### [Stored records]
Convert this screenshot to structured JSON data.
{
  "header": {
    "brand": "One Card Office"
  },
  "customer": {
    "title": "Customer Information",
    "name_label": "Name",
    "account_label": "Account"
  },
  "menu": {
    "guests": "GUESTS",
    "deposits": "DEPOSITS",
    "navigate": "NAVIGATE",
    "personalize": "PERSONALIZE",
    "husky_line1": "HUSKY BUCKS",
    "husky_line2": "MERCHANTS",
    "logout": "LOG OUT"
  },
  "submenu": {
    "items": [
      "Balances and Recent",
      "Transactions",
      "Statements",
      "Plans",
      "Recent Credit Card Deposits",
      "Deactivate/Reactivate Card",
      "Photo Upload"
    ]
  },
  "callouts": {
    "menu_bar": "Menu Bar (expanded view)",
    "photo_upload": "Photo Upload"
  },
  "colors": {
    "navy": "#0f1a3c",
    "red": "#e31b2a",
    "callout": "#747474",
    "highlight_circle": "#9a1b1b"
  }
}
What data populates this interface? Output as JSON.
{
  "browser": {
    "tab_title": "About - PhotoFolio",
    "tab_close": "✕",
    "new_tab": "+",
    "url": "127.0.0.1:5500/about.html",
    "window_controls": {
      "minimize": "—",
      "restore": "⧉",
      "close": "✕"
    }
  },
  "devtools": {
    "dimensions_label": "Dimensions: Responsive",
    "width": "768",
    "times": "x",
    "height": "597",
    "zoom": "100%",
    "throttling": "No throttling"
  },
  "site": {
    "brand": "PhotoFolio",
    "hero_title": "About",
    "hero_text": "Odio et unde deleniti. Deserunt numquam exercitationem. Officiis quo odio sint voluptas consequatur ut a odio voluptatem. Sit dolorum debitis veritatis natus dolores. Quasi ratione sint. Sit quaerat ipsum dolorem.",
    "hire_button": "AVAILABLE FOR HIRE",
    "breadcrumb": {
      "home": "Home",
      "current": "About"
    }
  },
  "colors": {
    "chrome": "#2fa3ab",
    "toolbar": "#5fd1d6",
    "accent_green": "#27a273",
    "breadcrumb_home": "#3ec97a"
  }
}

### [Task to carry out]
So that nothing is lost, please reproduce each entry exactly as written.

### [The answer]
Convert this screenshot to structured JSON data.
{
  "header": {
    "brand": "One Card Office"
  },
  "customer": {
    "title": "Customer Information",
    "name_label": "Name",
    "account_label": "Account"
  },
  "menu": {
    "guests": "GUESTS",
    "deposits": "DEPOSITS",
    "navigate": "NAVIGATE",
    "personalize": "PERSONALIZE",
    "husky_line1": "HUSKY BUCKS",
    "husky_line2": "MERCHANTS",
    "logout": "LOG OUT"
  },
  "submenu": {
    "items": [
      "Balances and Recent",
      "Transactions",
      "Statements",
      "Plans",
      "Recent Credit Card Deposits",
      "Deactivate/Reactivate Card",
      "Photo Upload"
    ]
  },
  "callouts": {
    "menu_bar": "Menu Bar (expanded view)",
    "photo_upload": "Photo Upload"
  },
  "colors": {
    "navy": "#0f1a3c",
    "red": "#e31b2a",
    "callout": "#747474",
    "highlight_circle": "#9a1b1b"
  }
}
What data populates this interface? Output as JSON.
{
  "browser": {
    "tab_title": "About - PhotoFolio",
    "tab_close": "✕",
    "new_tab": "+",
    "url": "127.0.0.1:5500/about.html",
    "window_controls": {
      "minimize": "—",
      "restore": "⧉",
      "close": "✕"
    }
  },
  "devtools": {
    "dimensions_label": "Dimensions: Responsive",
    "width": "768",
    "times": "x",
    "height": "597",
    "zoom": "100%",
    "throttling": "No throttling"
  },
  "site": {
    "brand": "PhotoFolio",
    "hero_title": "About",
    "hero_text": "Odio et unde deleniti. Deserunt numquam exercitationem. Officiis quo odio sint voluptas consequatur ut a odio voluptatem. Sit dolorum debitis veritatis natus dolores. Quasi ratione sint. Sit quaerat ipsum dolorem.",
    "hire_button": "AVAILABLE FOR HIRE",
    "breadcrumb": {
      "home": "Home",
      "current": "About"
    }
  },
  "colors": {
    "chrome": "#2fa3ab",
    "toolbar": "#5fd1d6",
    "accent_green": "#27a273",
    "breadcrumb_home": "#3ec97a"
  }
}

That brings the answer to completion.